_Exercise brief:_
Each entry that follows should be set down precisely, with its pictures removed.
- Opening Delimiter -
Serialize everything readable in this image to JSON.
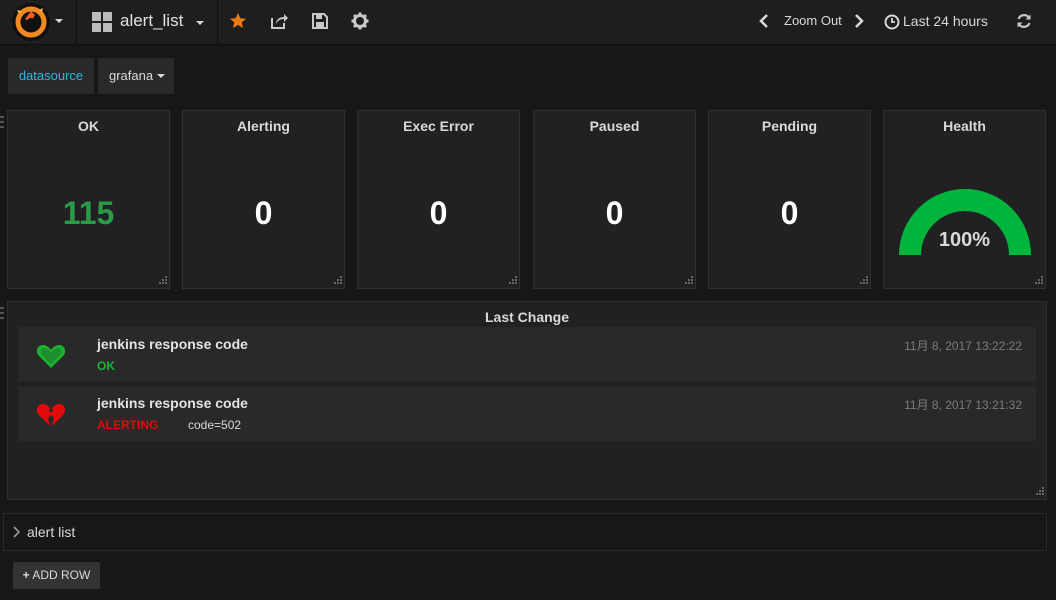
{
  "navbar": {
    "dashboard_title": "alert_list",
    "zoom_out_label": "Zoom Out",
    "time_range_label": "Last 24 hours",
    "icons": [
      "grafana-logo-icon",
      "dashboard-grid-icon",
      "star-icon",
      "share-icon",
      "save-icon",
      "gear-icon",
      "chevron-left-icon",
      "chevron-right-icon",
      "clock-icon",
      "refresh-icon"
    ],
    "star_color": "#eb7b18"
  },
  "template_variable": {
    "label": "datasource",
    "value": "grafana"
  },
  "stat_panels": [
    {
      "title": "OK",
      "value": "115",
      "color": "#299c46"
    },
    {
      "title": "Alerting",
      "value": "0",
      "color": "#ffffff"
    },
    {
      "title": "Exec Error",
      "value": "0",
      "color": "#ffffff"
    },
    {
      "title": "Paused",
      "value": "0",
      "color": "#ffffff"
    },
    {
      "title": "Pending",
      "value": "0",
      "color": "#ffffff"
    }
  ],
  "health_panel": {
    "title": "Health",
    "value": "100%",
    "fraction": 1.0,
    "gauge_color": "#00b43c"
  },
  "last_change": {
    "title": "Last Change",
    "items": [
      {
        "name": "jenkins response code",
        "state": "OK",
        "state_color": "#1ab32f",
        "info": "",
        "time": "11月 8, 2017 13:22:22",
        "icon": "heart-icon"
      },
      {
        "name": "jenkins response code",
        "state": "ALERTING",
        "state_color": "#e20a0a",
        "info": "code=502",
        "time": "11月 8, 2017 13:21:32",
        "icon": "broken-heart-icon"
      }
    ]
  },
  "collapsed_row": {
    "title": "alert list"
  },
  "add_row_label": "ADD ROW"
}
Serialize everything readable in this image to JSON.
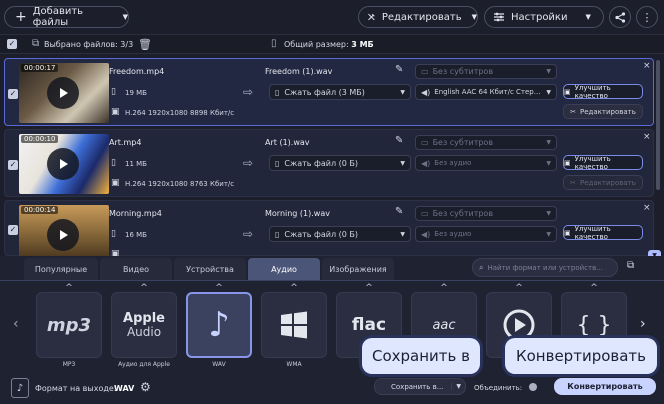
{
  "toolbar": {
    "add_files": "Добавить файлы",
    "edit": "Редактировать",
    "settings": "Настройки"
  },
  "selection": {
    "selected": "Выбрано файлов: 3/3",
    "total_label": "Общий размер:",
    "total_value": "3 МБ"
  },
  "files": [
    {
      "duration": "00:00:17",
      "name": "Freedom.mp4",
      "size": "19 МБ",
      "info": "H.264 1920x1080 8898 Кбит/с",
      "out_name": "Freedom (1).wav",
      "compress": "Сжать файл (3 МБ)",
      "subs": "Без субтитров",
      "audio": "English AAC 64 Кбит/с Стер...",
      "audio_on": true
    },
    {
      "duration": "00:00:10",
      "name": "Art.mp4",
      "size": "11 МБ",
      "info": "H.264 1920x1080 8763 Кбит/с",
      "out_name": "Art (1).wav",
      "compress": "Сжать файл (0 Б)",
      "subs": "Без субтитров",
      "audio": "Без аудио",
      "audio_on": false
    },
    {
      "duration": "00:00:14",
      "name": "Morning.mp4",
      "size": "16 МБ",
      "info": "",
      "out_name": "Morning (1).wav",
      "compress": "Сжать файл (0 Б)",
      "subs": "Без субтитров",
      "audio": "Без аудио",
      "audio_on": false
    }
  ],
  "row_buttons": {
    "improve": "Улучшить качество",
    "edit": "Редактировать"
  },
  "tabs": [
    {
      "label": "Популярные"
    },
    {
      "label": "Видео"
    },
    {
      "label": "Устройства"
    },
    {
      "label": "Аудио",
      "active": true
    },
    {
      "label": "Изображения"
    }
  ],
  "search": {
    "placeholder": "Найти формат или устройств..."
  },
  "formats": [
    {
      "label": "MP3",
      "logo": "mp3"
    },
    {
      "label": "Аудио для Apple",
      "logo": "Apple",
      "logo2": "Audio"
    },
    {
      "label": "WAV",
      "logo": "music-note",
      "active": true
    },
    {
      "label": "WMA",
      "logo": "windows-logo"
    },
    {
      "label": "",
      "logo": "flac"
    },
    {
      "label": "",
      "logo": "aac"
    },
    {
      "label": "",
      "logo": "play-circle"
    },
    {
      "label": "",
      "logo": "{ }"
    }
  ],
  "bottom": {
    "output_label": "Формат на выходе:",
    "output_value": "WAV",
    "save_to": "Сохранить в...",
    "merge": "Объединить:",
    "convert": "Конвертировать"
  },
  "callouts": {
    "save": "Сохранить в",
    "convert": "Конвертировать"
  },
  "colors": {
    "accent": "#7b8ce8",
    "bg": "#1c1f2b",
    "convert_btn": "#c8d3ff"
  }
}
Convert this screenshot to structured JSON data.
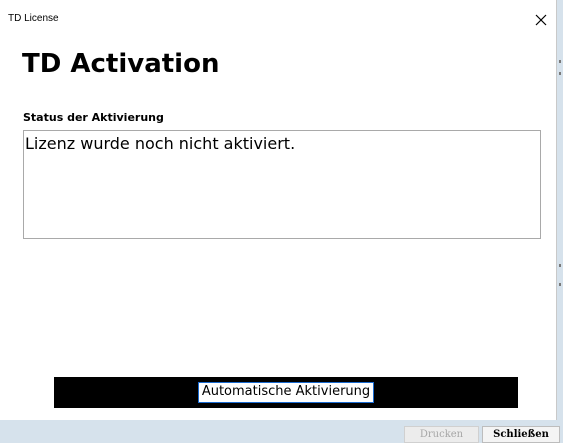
{
  "window": {
    "title": "TD License"
  },
  "dialog": {
    "heading": "TD Activation",
    "status_label": "Status der Aktivierung",
    "status_text": "Lizenz wurde noch nicht aktiviert.",
    "activate_button_label": "Automatische Aktivierung"
  },
  "footer": {
    "print_label": "Drucken",
    "close_label": "Schließen"
  },
  "icons": {
    "close": "close-icon"
  },
  "colors": {
    "window_background": "#ffffff",
    "bottom_bar": "#d6e2ec",
    "activate_button": "#000000",
    "focus_border": "#1a6bd1",
    "disabled_text": "#a6a6a6"
  }
}
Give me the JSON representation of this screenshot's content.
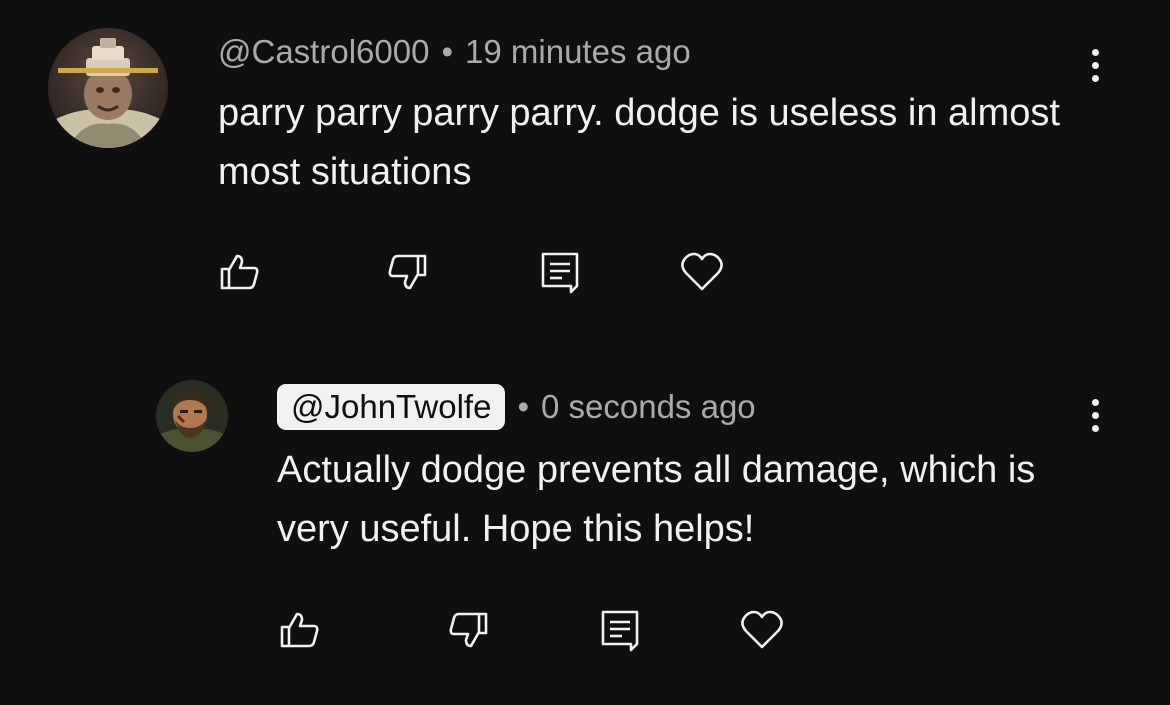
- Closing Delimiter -
_Reply to the exercise:_
Serialize everything readable in this image to JSON.
{
  "navbar": {
    "dashboard_title": "alert_list",
    "zoom_out_label": "Zoom Out",
    "time_range_label": "Last 24 hours",
    "icons": [
      "grafana-logo-icon",
      "dashboard-grid-icon",
      "star-icon",
      "share-icon",
      "save-icon",
      "gear-icon",
      "chevron-left-icon",
      "chevron-right-icon",
      "clock-icon",
      "refresh-icon"
    ],
    "star_color": "#eb7b18"
  },
  "template_variable": {
    "label": "datasource",
    "value": "grafana"
  },
  "stat_panels": [
    {
      "title": "OK",
      "value": "115",
      "color": "#299c46"
    },
    {
      "title": "Alerting",
      "value": "0",
      "color": "#ffffff"
    },
    {
      "title": "Exec Error",
      "value": "0",
      "color": "#ffffff"
    },
    {
      "title": "Paused",
      "value": "0",
      "color": "#ffffff"
    },
    {
      "title": "Pending",
      "value": "0",
      "color": "#ffffff"
    }
  ],
  "health_panel": {
    "title": "Health",
    "value": "100%",
    "fraction": 1.0,
    "gauge_color": "#00b43c"
  },
  "last_change": {
    "title": "Last Change",
    "items": [
      {
        "name": "jenkins response code",
        "state": "OK",
        "state_color": "#1ab32f",
        "info": "",
        "time": "11月 8, 2017 13:22:22",
        "icon": "heart-icon"
      },
      {
        "name": "jenkins response code",
        "state": "ALERTING",
        "state_color": "#e20a0a",
        "info": "code=502",
        "time": "11月 8, 2017 13:21:32",
        "icon": "broken-heart-icon"
      }
    ]
  },
  "collapsed_row": {
    "title": "alert list"
  },
  "add_row_label": "ADD ROW"
}
Serialize everything readable in this image to JSON.
{
  "toolbar": {
    "add_files": "Добавить файлы",
    "edit": "Редактировать",
    "settings": "Настройки"
  },
  "selection": {
    "selected": "Выбрано файлов: 3/3",
    "total_label": "Общий размер:",
    "total_value": "3 МБ"
  },
  "files": [
    {
      "duration": "00:00:17",
      "name": "Freedom.mp4",
      "size": "19 МБ",
      "info": "H.264 1920x1080 8898 Кбит/с",
      "out_name": "Freedom (1).wav",
      "compress": "Сжать файл (3 МБ)",
      "subs": "Без субтитров",
      "audio": "English AAC 64 Кбит/с Стер...",
      "audio_on": true
    },
    {
      "duration": "00:00:10",
      "name": "Art.mp4",
      "size": "11 МБ",
      "info": "H.264 1920x1080 8763 Кбит/с",
      "out_name": "Art (1).wav",
      "compress": "Сжать файл (0 Б)",
      "subs": "Без субтитров",
      "audio": "Без аудио",
      "audio_on": false
    },
    {
      "duration": "00:00:14",
      "name": "Morning.mp4",
      "size": "16 МБ",
      "info": "",
      "out_name": "Morning (1).wav",
      "compress": "Сжать файл (0 Б)",
      "subs": "Без субтитров",
      "audio": "Без аудио",
      "audio_on": false
    }
  ],
  "row_buttons": {
    "improve": "Улучшить качество",
    "edit": "Редактировать"
  },
  "tabs": [
    {
      "label": "Популярные"
    },
    {
      "label": "Видео"
    },
    {
      "label": "Устройства"
    },
    {
      "label": "Аудио",
      "active": true
    },
    {
      "label": "Изображения"
    }
  ],
  "search": {
    "placeholder": "Найти формат или устройств..."
  },
  "formats": [
    {
      "label": "MP3",
      "logo": "mp3"
    },
    {
      "label": "Аудио для Apple",
      "logo": "Apple",
      "logo2": "Audio"
    },
    {
      "label": "WAV",
      "logo": "music-note",
      "active": true
    },
    {
      "label": "WMA",
      "logo": "windows-logo"
    },
    {
      "label": "",
      "logo": "flac"
    },
    {
      "label": "",
      "logo": "aac"
    },
    {
      "label": "",
      "logo": "play-circle"
    },
    {
      "label": "",
      "logo": "{ }"
    }
  ],
  "bottom": {
    "output_label": "Формат на выходе:",
    "output_value": "WAV",
    "save_to": "Сохранить в...",
    "merge": "Объединить:",
    "convert": "Конвертировать"
  },
  "callouts": {
    "save": "Сохранить в",
    "convert": "Конвертировать"
  },
  "colors": {
    "accent": "#7b8ce8",
    "bg": "#1c1f2b",
    "convert_btn": "#c8d3ff"
  }
}
Convert this screenshot to structured JSON data.
{
  "window": {
    "title": "TD License"
  },
  "dialog": {
    "heading": "TD Activation",
    "status_label": "Status der Aktivierung",
    "status_text": "Lizenz wurde noch nicht aktiviert.",
    "activate_button_label": "Automatische Aktivierung"
  },
  "footer": {
    "print_label": "Drucken",
    "close_label": "Schließen"
  },
  "icons": {
    "close": "close-icon"
  },
  "colors": {
    "window_background": "#ffffff",
    "bottom_bar": "#d6e2ec",
    "activate_button": "#000000",
    "focus_border": "#1a6bd1",
    "disabled_text": "#a6a6a6"
  }
}
Give me the JSON representation of this screenshot's content.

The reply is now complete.